When it comes to self-criticism, advertising tends to be an industry that loves exaggeration, speculation and especially self-flagellation. We beat ourselves up – or tolerate being berated by others — on a pretty regular basis. Among the many predictions we’ve endured in recent years: The end of advertising as we know it; Agencies just don’t get it; The Chaos Scenario; and most recently Fast Company’s Mayhem on Madison Avenue.
The latter, which hit the newsstands last week (though appeared in digital form 10 days earlier) basically suggested that all those dinosaurs who’ve been bringing you the :30 TV spot stand somewhere between too slow to evolve and the edge of extinction. (Note that Mullen was included among those who’ve transformed themselves enough to count as evolved.)
This week, however, we have a very different story. Playing the contrarian, Bloomberg Businessweek suggests that the “lumbering advertising behemoths have advantages over smaller, cutting-edge firms.”
Writer Felix Gillette, after his obligatory references to MadMen, multiple-martini lunches and expense account dinners at Nobu (can’t have an ad agency article without recallying all of that cliche’d imagery for the thousandth time) eventually gets around to disputing the claim that the big, dumb agencies are dead. Instead he insists that the big, dumb agencies are actually kicking the butts of all the little digital shops with funny names. (That would be Big Spaceship, Blue Barracuda, glueisobar, et. al.)

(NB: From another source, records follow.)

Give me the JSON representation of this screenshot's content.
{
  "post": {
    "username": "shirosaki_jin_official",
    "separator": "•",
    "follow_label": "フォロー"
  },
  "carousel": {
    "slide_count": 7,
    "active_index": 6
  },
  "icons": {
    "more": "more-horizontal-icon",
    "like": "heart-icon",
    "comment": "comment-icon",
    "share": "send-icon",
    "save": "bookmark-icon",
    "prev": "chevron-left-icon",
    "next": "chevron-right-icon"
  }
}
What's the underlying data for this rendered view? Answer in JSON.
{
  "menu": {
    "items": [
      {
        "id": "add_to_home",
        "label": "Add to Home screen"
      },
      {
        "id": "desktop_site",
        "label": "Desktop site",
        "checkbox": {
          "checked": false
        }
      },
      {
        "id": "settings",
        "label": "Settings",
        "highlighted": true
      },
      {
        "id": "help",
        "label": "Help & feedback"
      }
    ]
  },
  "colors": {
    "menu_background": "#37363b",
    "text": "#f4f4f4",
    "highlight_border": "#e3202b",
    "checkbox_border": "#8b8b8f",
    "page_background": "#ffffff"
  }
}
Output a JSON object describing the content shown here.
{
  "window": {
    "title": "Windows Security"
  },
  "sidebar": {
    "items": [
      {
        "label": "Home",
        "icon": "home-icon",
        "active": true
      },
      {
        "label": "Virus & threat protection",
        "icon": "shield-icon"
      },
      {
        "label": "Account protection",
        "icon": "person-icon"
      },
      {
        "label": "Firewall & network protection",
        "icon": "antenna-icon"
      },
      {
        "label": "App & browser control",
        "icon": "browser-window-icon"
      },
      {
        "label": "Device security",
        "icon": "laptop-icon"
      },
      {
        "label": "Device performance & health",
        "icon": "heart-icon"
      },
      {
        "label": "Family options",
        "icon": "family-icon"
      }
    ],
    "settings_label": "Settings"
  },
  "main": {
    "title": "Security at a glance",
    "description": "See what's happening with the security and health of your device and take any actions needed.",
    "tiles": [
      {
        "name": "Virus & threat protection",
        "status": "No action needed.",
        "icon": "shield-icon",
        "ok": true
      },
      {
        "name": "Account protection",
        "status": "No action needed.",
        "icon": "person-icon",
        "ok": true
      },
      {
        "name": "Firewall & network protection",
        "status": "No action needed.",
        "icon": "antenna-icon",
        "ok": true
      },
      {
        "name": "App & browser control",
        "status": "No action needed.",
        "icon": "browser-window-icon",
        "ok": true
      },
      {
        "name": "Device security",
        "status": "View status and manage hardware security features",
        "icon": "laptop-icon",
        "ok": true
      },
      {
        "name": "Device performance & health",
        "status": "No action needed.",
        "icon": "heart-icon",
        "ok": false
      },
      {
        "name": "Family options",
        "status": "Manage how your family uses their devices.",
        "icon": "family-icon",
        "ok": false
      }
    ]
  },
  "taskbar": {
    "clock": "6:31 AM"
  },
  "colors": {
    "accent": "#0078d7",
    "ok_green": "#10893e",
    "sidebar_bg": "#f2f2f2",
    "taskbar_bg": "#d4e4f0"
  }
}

The poster boy for the article is BBDO NA’s chairman and CCO David Lubars. Throughout a long career, Lubars has produced great advertising work: from his early days in Providence when we ran the Keds business, to an LA stint on Apple, to his time at Fallon where he launched the seminal BMW Films.
So maybe he’s not only entitled but correct when he claims in the Bloomberg story that the little hot shops, who are thumping their chests and declaring the end of mass marketing and the death of the Big Dumb Agencies, do so as a business posture, an attitude for journalists, and a sales pitch to clients. “They don’t believe a word of it,” he says.
Lubars goes on to talk about all the digital work being done at BBDO while the agency still manages to win best Superbowl spot.
One thing both Fast Company and Bloomberg do agree on is that we are in the midst of turbulent times. Digital shops strive to develop better creative ideas. Giant ad agencies throw money at technical talent in order to compete with the funny-named agencies. And no less than Google, Apple and Facebook, along with a slew of hybrids — from the likes of PSFK to multiple new retail platforms – all have their own opinions of where the industry is going.
So who’s right? Fast Company? Or Bloomberg? Will the big agencies adapt fast enough and prevail? Or will the smaller, more nimble digital shops with UX and engagement in their DNA win out in the long run.
Hard to say. One thing is certain, however. Given the fact that no other industry in the world seems to inspire more discussion, debate and analysis as the advertising industry, we can be certain the conversation isn’t over. Like the Energizer bunny, it keeps going and going.